1. Few people know what an archives is and what it’s for

2. Most people don’t know how to use an archives

3. Archives have very specialized collections and some people’s questions may veer outside of the expertise of the archives

4. Most people have access to the internet and will run to Google or Wikipedia before the archives because it’s easier (Think about Zipf’s Law!)

5. The answers found on the web, even if they’re not quite right, will mostly satisfy the information needs of the user

Though I agree with Nesmith in that introspection and self-critiquing is necessary to improve archival services, we ought not to sit back and wait for our citizens to stroll in.  Self-improvement is only half the battle, community outreach is the other half.

On that note, I wanted to applaud Doors Open London event last weekend.  This was an amazing example of community outreach well done. I was shocked at how many community and cultural institutions opened their doors to show off to the public what they were all about.  When I heard about the event, I was very excited to enter some institutions I had never been to before.  I visited three sites on Saturday.  First, I visited the Royal Canadian Regiment Museum.  I was pleasantly surprised at how large the facility was, and how extensive their coverage was of the key events in Canadian Military history, and the regiment’s involvement in those conflicts.  They had everything from authentic hat badges, medals, weapons, and uniforms on display.  Definitely a family friendly place, I recommend it to anyone with even a casual interest in Canadian military history, It’s obvious that the museum’s donors are very generous with sharing their artefacts for the benefit of the community.
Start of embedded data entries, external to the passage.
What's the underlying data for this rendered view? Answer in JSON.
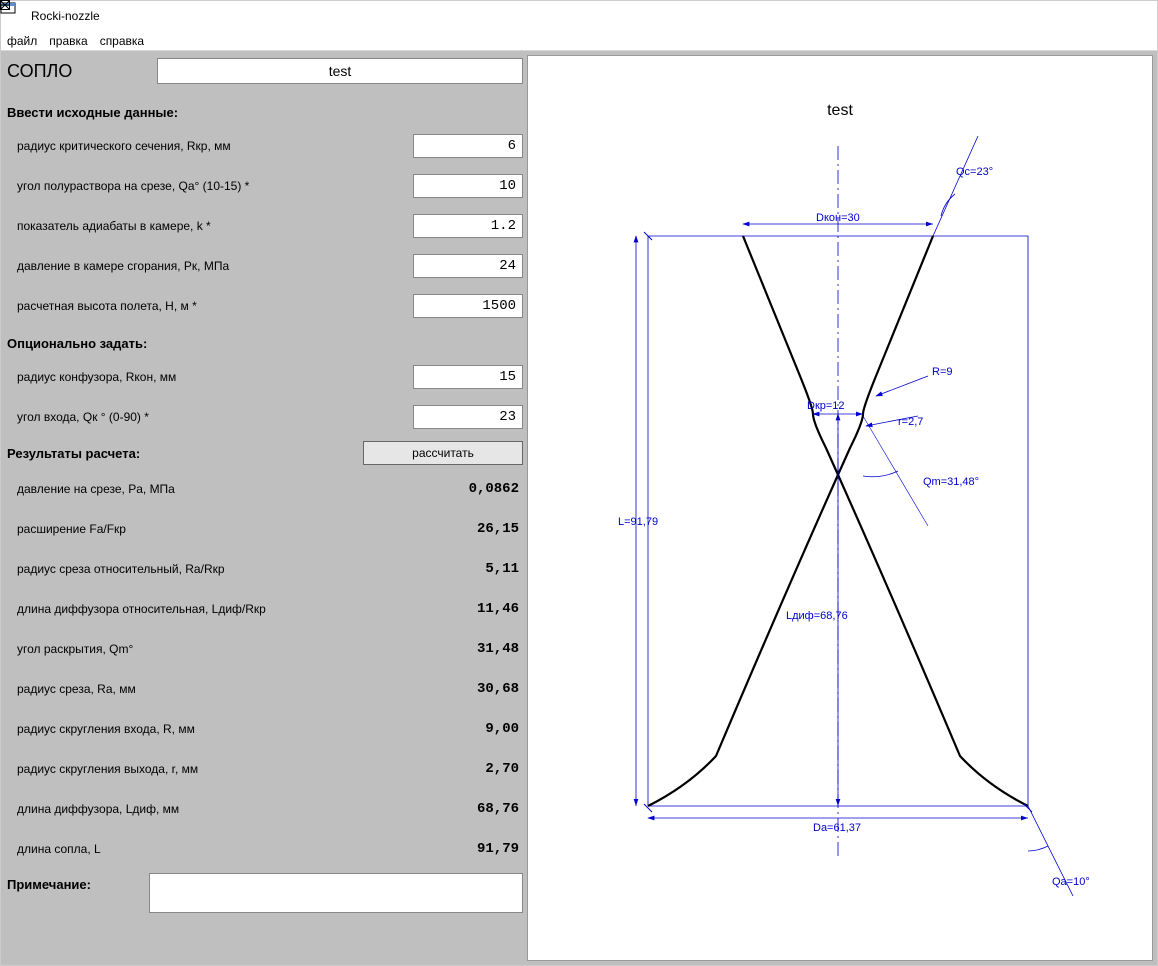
{
  "window": {
    "title": "Rocki-nozzle"
  },
  "menu": {
    "file": "файл",
    "edit": "правка",
    "help": "справка"
  },
  "heading": {
    "label": "СОПЛО",
    "name_value": "test"
  },
  "sections": {
    "input_title": "Ввести исходные данные:",
    "optional_title": "Опционально задать:",
    "results_title": "Результаты расчета:",
    "note_title": "Примечание:"
  },
  "inputs": {
    "rkr": {
      "label": "радиус критического сечения, Rкр, мм",
      "value": "6"
    },
    "qa": {
      "label": "угол полураствора на срезе, Qа° (10-15) *",
      "value": "10"
    },
    "k": {
      "label": "показатель адиабаты в камере, k *",
      "value": "1.2"
    },
    "pk": {
      "label": "давление в камере сгорания, Pк, МПа",
      "value": "24"
    },
    "h": {
      "label": "расчетная высота полета, H, м *",
      "value": "1500"
    },
    "rkon": {
      "label": "радиус конфузора, Rкон, мм",
      "value": "15"
    },
    "qk": {
      "label": "угол входа, Qк ° (0-90) *",
      "value": "23"
    }
  },
  "calc_button": "рассчитать",
  "results": {
    "pa": {
      "label": "давление на срезе, Pa, МПа",
      "value": "0,0862"
    },
    "fa": {
      "label": "расширение Fa/Fкр",
      "value": "26,15"
    },
    "ra_rel": {
      "label": "радиус среза относительный, Ra/Rкр",
      "value": "5,11"
    },
    "ldif_rel": {
      "label": "длина диффузора относительная, Lдиф/Rкр",
      "value": "11,46"
    },
    "qm": {
      "label": "угол раскрытия, Qm°",
      "value": "31,48"
    },
    "ra": {
      "label": "радиус среза, Ra, мм",
      "value": "30,68"
    },
    "r_big": {
      "label": "радиус скругления входа, R, мм",
      "value": "9,00"
    },
    "r_small": {
      "label": "радиус скругления выхода, r, мм",
      "value": "2,70"
    },
    "ldif": {
      "label": "длина диффузора, Lдиф, мм",
      "value": "68,76"
    },
    "l": {
      "label": "длина сопла, L",
      "value": "91,79"
    }
  },
  "note_value": "",
  "diagram": {
    "title": "test",
    "qc": "Qc=23°",
    "dkon": "Dкон=30",
    "dkr": "Dкр=12",
    "r_big": "R=9",
    "r_small": "r=2,7",
    "qm": "Qm=31,48°",
    "l": "L=91,79",
    "ldif": "Lдиф=68,76",
    "da": "Da=61,37",
    "qa": "Qa=10°"
  }
}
I then made my way down Adelaide to the Banting House National Historical Site, the house where Sir Frederick Banting had his epiphany and discovered insulin.  Though the house is small, I was impressed with the exhibits and how the site managed the challenge of being informative like a museum, but also maintained the character of a historic site.  This is a great place for folks to learn about Banting’s contributions to medicine and his impact on individuals suffering from diabetes, and to get a glimpse of what medical practitioners were like in the early-Twentieth Century.

My last stop was London Life Insurance Company in downtown London.  This was a unique opportunity because Doors Open is the only time when London Life is open to the public.  The building itself is a historic treasure, built during the decadent 1920s, the elaborate details in the architecture are stunning.  London Life also put together a small exhibit chronicling the construction of its first computer in the 1950s.  The photographs are a stunning reminder of how far information technology has come in the last 60 years.  My favourite picture was one of an IBM technician standing in the midst of a complex wiring system and hooking it all up.   I don’t have the actual photo, but the computer in the image looked something like the one below.

Complex wiring inside an early computer

Courtesy of The Computer Museum

In summary, it’s this kind of outreach that will grab the attention of the public and have them banging on the archives’ door.  We can’t just assume, that people will come when they realize they need us, because that realization may never come, and if it does, it may be too late for the archives.  Archives must advertise, and jump into the public eye to grab their attention and tell the public what they can do for them. I think the general public likes history.  I think they enjoy looking at documents from the past, I think the challenge is that they do not know where to find them, and do not realize how accessible those documents actually are.  In movies, archives are often seen as these exclusive places where only VIPs are permitted and only top secret information is held, like in this scene from Angels and Demons where Dr. Langdon is begging for access into the Vatican archives.

This myth needs to be dispelled now, and the archives need to simply open up and reach out.  Let the public know they can do Family History research, let them know they can look at older pictures of their neighbourhood and community, or let them know children can get help with school projects.  Whatever, archives’s specialty, let the community know what the archives can do for it.